There are four tiers of movie comedies. The first tier is for those unforgivable monsters of comedy, films for which Dante, if he were alive to have ever witnessed Date Movie or the Police Academy sequels, would have gladly concocted a slew of new, abominable tortures. You can usually smell the morose void of these movies months away, and are well prepared to avoid them when they hit the multiplex.
The second tier is for the Wedding Crashers, the Tommy Boys, the Dreamworks animation projects, movies that are good for a distracting laugh on a Sunday morning when a nasty hangover is condemning you to the couch until three. There’s nothing particularly wrong with these movies, and everyone will have their own version of this list depending on tastes, but the key factor is, that the movies in tier two aim low, hit the low mark for which they aimed, and move on without any higher aspirations.
Then there is the third tier – movies so funny that you can watch them time and time again, with no diminishing returns. Wet Hot American Summer, Blazing Saddles, Hot Fuzz, and The Last Days of Disco are these movies for me. In these films, detail is paramount, and jokes are layered meticulously, one on top of the next, to reward those eager to take a second look. Tier three’s reigning television champion, Arrested Development, is a show of incredible longevity that offers viewers something fresh on each viewing. There’s no shame in being a tier three comedy.

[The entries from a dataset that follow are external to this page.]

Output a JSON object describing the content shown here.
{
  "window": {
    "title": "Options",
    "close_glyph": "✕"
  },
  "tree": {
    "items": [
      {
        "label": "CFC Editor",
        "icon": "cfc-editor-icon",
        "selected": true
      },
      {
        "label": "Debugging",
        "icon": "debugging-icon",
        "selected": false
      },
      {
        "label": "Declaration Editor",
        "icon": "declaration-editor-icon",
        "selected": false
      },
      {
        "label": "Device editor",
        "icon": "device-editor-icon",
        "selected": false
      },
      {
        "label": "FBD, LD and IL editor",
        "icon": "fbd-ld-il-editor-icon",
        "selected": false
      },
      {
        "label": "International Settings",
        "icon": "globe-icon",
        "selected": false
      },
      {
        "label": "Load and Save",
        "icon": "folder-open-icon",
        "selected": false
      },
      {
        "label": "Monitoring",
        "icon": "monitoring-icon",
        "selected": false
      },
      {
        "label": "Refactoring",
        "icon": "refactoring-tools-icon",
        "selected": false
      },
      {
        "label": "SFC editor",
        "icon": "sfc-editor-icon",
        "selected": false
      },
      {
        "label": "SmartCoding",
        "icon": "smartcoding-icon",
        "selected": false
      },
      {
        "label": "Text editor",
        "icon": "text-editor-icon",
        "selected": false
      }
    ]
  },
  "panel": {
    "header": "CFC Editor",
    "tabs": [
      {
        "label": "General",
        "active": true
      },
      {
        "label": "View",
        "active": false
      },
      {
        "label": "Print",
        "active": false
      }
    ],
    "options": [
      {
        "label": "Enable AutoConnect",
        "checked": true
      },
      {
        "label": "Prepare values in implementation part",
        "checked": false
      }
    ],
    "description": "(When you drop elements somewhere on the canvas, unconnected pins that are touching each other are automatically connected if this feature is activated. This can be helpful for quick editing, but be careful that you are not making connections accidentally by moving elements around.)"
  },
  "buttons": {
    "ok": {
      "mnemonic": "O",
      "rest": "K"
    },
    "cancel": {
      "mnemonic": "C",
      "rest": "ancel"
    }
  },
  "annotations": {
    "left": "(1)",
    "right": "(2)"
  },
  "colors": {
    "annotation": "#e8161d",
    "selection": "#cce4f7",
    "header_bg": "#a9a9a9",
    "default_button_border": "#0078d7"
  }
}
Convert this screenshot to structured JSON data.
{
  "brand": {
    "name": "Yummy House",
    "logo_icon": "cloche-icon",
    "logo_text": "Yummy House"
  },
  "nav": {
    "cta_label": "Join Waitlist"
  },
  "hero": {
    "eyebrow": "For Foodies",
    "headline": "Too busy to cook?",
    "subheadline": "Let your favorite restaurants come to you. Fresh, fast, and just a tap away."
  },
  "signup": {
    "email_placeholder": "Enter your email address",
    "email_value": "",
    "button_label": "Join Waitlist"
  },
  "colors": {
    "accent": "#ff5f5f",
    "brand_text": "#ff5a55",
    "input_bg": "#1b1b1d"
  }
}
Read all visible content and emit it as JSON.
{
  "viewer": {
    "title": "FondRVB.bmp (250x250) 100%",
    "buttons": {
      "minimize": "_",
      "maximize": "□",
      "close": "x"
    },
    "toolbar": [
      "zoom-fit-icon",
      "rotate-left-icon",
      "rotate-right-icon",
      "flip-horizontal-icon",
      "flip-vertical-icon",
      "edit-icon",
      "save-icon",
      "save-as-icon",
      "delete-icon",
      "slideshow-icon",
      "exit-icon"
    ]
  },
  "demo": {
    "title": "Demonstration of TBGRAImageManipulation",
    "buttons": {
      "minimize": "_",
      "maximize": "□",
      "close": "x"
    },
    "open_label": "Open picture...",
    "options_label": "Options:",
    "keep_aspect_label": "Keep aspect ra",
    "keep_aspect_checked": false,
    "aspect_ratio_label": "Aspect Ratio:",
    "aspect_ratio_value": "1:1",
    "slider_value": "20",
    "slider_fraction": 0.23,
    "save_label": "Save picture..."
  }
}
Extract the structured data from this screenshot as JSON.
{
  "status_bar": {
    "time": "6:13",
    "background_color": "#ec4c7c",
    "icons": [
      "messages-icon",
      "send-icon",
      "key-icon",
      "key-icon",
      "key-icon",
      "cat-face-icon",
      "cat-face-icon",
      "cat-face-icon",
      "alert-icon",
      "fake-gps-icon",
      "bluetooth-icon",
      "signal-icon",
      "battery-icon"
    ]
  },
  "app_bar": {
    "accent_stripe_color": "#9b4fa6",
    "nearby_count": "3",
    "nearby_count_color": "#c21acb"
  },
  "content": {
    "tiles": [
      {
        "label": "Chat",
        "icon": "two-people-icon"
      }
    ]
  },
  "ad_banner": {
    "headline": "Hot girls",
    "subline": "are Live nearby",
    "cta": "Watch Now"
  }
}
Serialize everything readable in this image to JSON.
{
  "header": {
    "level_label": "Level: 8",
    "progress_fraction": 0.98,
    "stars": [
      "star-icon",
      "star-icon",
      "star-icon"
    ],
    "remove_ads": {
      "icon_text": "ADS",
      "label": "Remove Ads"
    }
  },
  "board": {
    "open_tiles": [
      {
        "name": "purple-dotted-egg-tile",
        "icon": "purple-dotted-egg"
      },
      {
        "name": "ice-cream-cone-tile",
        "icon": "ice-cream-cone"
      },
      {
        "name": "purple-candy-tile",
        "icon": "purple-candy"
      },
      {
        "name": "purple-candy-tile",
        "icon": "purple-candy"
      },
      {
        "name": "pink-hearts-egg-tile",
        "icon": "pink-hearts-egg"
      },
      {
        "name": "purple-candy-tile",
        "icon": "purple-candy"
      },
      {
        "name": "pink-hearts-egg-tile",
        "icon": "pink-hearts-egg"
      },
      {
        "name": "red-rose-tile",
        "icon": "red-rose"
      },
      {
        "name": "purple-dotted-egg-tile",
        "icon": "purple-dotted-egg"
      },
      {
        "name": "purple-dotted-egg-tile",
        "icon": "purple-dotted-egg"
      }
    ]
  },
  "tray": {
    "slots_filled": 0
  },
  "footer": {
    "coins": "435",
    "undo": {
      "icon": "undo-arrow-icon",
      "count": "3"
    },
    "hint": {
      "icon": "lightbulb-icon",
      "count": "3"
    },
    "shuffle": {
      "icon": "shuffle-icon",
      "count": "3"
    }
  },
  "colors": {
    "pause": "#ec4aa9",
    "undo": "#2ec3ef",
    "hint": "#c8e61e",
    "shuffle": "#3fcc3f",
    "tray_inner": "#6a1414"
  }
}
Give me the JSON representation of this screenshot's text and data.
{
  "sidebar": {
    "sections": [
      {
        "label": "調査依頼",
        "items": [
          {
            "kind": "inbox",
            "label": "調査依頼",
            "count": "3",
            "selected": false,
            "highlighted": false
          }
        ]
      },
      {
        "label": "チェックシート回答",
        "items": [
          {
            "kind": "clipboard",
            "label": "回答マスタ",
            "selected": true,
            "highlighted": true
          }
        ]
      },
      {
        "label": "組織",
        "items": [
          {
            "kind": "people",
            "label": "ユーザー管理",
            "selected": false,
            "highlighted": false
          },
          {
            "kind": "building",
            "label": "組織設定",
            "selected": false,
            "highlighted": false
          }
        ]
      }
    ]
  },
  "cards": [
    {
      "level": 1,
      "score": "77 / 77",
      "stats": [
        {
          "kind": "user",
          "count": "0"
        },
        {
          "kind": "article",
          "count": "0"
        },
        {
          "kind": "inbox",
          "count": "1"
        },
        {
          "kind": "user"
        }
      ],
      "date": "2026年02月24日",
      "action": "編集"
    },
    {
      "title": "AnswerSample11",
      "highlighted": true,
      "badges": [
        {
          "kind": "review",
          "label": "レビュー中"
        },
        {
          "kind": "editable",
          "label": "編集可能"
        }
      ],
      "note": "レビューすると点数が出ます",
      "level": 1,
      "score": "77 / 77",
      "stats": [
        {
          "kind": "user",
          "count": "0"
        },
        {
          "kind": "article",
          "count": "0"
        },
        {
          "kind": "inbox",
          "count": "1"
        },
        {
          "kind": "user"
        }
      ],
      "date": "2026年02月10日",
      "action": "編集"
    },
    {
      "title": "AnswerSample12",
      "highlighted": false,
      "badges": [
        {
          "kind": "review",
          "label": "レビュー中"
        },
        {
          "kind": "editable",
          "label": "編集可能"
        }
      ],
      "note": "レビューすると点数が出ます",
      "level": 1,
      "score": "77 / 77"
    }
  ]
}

Tier four is reserved for the greats. The Jacques Tati films, the Wes Anderson films, the best Pixar productions, the best Chaplin features, and, of course, The General. Tier four comedies are everything a tier three comedy is, but they make the leap into greatness with their humanity. Buster Keaton, and Clyde Bruckman, before alcoholism destroyed his life, crafted The General, a comedy often considered to be the apex of both filmmaker’s careers, as a movie that develops its protagonist (Keaton, an energetic train engineer named Gray) to be much more than just an oafish stumblebum of the Laurel and Hardy strain. Keaton’s Gray is intelligent, courageous, and compassionate, and The General finds its humor though audience identification, not disassociation. It’s not Gray, but the world around him that demands ridicule, as if the inherent folly of such a widespread catastrophe as war is too great to escape satirical scrutiny. During a cringe-inducing gag in which Gray must stuff his paramour, Annabelle (played by Marion Mack), into a sack to get her past a group of Union soldiers, the audience, understanding the couple’s well established fortitude, laughs only at the exasperating situation that has forced the two to take such preposterous measures, never at the couple itself.
The details may be nonsensical, but the emotion is real. Gray, who has been underestimated during a crucial point in his life, must prove that his love for Annabelle is so titanic, that he would chase down, and fight off an entire army for her. Grey is a benevolent romantic, and when he declares, during the film’s final scene, that his profession is “soldier,” it is with the proud demeanor of a man taking charge of his own greatness. He has overcome every hurdle thrown at him. Those serious about their film comedies would do well to use The General as a blueprint. They don’t come much more uplifting, or honest, than this.